The telethons featured guest appearances from Charo to Tony Bennett. At the end, Lewis always sang “You’ll Never Walk Alone.” He also had vaudeville acts, acrobats and a procession of youngsters – called “Jerry’s Kids” – suffering from muscular dystrophy.
The telethons were the subject of enduring debate. Television critics and some advocacy groups lambasting them as tasteless spectacles that exploited the children they professed to help.
Some saw the shows as a self-aggrandizing star vehicle for Lewis, who often surrounded himself with performers praising his humanitarianism despite stories generated by some relatives about his womanizing and emotional abuse as a father. He further harmed his reputation with crude remarks about gays and women.
“I have all the strength in the world to fight those morons,” Lewis told The Post about his telethon critics. “Do they want to talk to the 135,000 who are afflicted, who call me their hero? They’ll get killed. And what about the s.o.b.’s who come to you and say, ‘How much do you get out of this action?’ You have to smile, because they have capital punishment in most states.”
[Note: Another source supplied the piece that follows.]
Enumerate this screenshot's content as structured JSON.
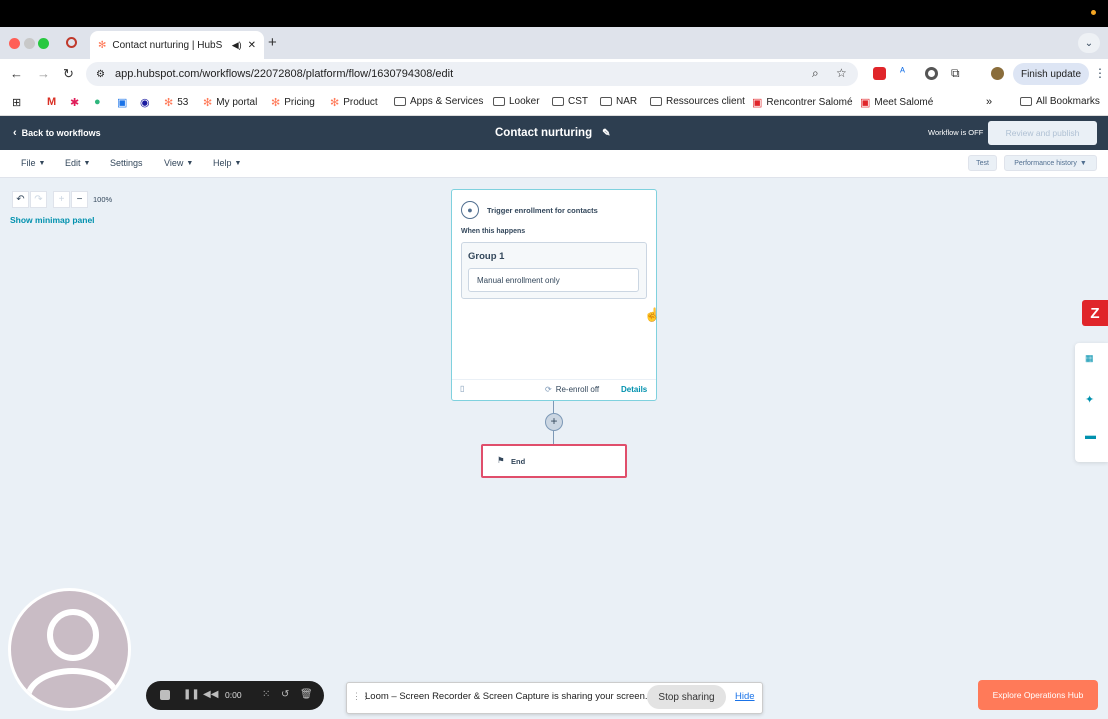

He called his rage when discussing the disease “the only productive hate I have.”
Lewis and the Muscular Dystrophy Association parted ways in 2010, under circumstances that remain vague. Five years later, the association said it was ending the telethon for good.
In 1995, Lewis had an acclaimed stage role as the Devil in the musical “Damn Yankees!” At $40,000 a week, he reportedly became the highest-paid performer on Broadway at the time. The New York Times, whose reviewers never much cared for his films, declared, “Jerry Lewis is legitimate at last.”
At this late-career peak, Lewis was still unpredictable in interviews – clowning with a slightly menacing touch. “Let’s put it this way,” he told a Post reporter. “You will remember we met.”
He then threatened to cut the reporter’s tie. He was half-joking.